◆ **Work instructions**
Search the records for lines with the word "background" and copy each match.

[Data records for software interfaces]
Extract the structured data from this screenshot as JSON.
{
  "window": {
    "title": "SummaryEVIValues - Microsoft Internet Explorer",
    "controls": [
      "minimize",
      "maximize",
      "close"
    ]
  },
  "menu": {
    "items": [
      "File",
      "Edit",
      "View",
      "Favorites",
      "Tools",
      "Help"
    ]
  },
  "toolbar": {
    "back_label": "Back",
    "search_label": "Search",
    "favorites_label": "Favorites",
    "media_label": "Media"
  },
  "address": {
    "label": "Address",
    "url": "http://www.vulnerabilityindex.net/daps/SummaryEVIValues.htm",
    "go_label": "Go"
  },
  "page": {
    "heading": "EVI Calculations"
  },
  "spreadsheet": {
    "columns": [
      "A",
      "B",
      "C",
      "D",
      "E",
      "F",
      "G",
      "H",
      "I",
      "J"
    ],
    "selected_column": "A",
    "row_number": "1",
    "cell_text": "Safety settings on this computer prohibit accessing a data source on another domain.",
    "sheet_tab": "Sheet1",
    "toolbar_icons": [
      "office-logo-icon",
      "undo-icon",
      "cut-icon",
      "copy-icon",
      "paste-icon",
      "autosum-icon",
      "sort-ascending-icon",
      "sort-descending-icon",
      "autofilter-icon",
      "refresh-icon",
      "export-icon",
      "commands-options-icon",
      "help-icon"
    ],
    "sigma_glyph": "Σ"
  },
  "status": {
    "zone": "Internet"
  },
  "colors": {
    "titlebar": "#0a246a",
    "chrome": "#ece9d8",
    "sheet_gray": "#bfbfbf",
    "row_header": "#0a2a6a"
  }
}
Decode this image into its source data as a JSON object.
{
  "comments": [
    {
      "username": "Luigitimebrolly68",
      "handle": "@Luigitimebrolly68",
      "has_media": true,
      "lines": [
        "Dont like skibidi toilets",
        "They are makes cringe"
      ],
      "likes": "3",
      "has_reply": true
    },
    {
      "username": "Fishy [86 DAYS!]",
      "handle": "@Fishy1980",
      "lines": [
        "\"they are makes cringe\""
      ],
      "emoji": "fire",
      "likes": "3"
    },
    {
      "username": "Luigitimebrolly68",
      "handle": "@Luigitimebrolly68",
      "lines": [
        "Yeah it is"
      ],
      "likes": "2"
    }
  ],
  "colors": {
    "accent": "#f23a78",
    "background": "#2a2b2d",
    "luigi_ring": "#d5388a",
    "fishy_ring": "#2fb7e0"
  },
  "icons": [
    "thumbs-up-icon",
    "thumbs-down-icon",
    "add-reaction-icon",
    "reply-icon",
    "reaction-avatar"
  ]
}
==
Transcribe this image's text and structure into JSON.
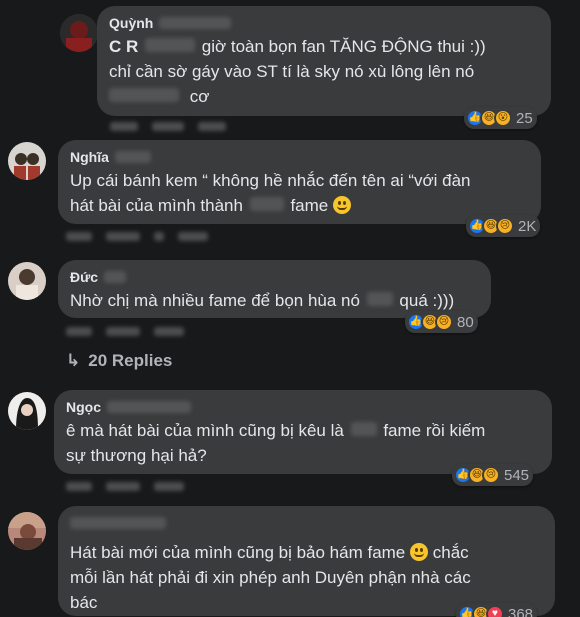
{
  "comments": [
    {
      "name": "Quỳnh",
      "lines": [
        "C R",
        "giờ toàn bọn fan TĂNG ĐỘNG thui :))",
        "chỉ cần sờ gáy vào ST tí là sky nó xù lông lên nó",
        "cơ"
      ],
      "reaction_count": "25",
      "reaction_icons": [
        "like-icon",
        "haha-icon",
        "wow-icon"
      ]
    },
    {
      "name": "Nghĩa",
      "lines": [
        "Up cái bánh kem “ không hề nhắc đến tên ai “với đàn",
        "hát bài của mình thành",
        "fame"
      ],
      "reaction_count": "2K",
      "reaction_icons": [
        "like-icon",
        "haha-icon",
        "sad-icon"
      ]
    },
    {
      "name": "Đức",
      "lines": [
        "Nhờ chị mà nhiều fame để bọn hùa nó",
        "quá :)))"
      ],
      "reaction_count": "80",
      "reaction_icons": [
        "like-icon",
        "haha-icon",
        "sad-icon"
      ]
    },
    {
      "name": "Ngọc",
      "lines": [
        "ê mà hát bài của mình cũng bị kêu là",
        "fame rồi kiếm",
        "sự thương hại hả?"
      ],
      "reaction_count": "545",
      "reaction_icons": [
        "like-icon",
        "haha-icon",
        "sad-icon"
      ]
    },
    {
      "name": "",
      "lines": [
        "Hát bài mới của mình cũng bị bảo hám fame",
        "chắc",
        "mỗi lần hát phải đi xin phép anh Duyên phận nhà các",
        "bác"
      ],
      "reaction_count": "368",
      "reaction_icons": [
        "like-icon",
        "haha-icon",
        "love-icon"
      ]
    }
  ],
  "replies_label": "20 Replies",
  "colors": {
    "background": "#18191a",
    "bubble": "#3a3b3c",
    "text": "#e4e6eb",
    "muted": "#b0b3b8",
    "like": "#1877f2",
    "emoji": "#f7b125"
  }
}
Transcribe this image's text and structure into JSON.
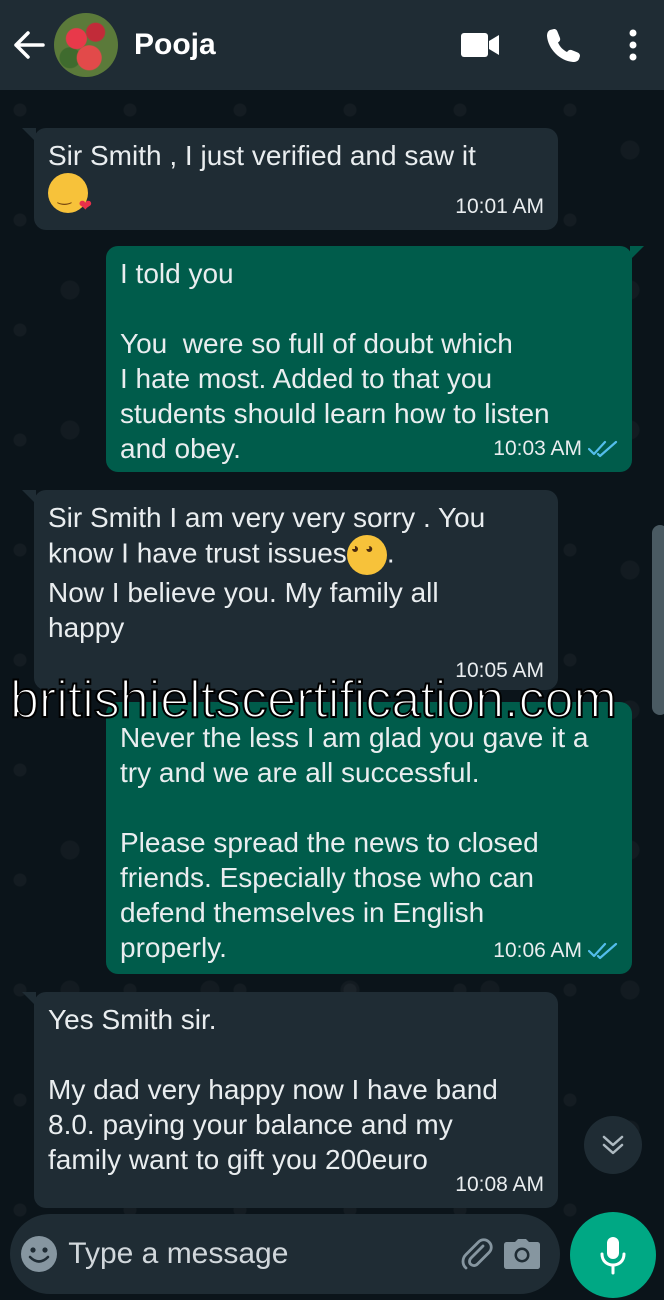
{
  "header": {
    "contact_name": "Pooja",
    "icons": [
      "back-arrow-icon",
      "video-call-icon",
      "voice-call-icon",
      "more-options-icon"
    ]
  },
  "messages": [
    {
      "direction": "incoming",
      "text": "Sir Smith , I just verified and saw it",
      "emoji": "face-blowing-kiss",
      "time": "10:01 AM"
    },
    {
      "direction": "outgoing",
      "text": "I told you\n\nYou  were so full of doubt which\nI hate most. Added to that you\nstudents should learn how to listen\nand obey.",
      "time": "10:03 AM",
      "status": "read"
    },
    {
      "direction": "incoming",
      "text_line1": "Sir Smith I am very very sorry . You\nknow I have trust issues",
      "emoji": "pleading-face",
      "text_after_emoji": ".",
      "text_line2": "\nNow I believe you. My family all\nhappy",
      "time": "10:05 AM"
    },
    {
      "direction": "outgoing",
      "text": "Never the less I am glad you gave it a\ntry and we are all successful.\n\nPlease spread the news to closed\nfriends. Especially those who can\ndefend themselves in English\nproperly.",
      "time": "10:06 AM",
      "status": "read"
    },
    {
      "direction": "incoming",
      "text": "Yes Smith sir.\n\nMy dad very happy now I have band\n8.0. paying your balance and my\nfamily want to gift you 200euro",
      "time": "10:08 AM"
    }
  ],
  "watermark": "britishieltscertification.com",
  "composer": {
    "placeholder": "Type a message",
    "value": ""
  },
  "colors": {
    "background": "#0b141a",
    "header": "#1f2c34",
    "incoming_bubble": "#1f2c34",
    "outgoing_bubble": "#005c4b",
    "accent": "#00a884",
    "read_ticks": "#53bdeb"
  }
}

◆ **Written answer**
    "background": "#2a2b2d",
    "background": "#18191a",
    "background": "#0b141a",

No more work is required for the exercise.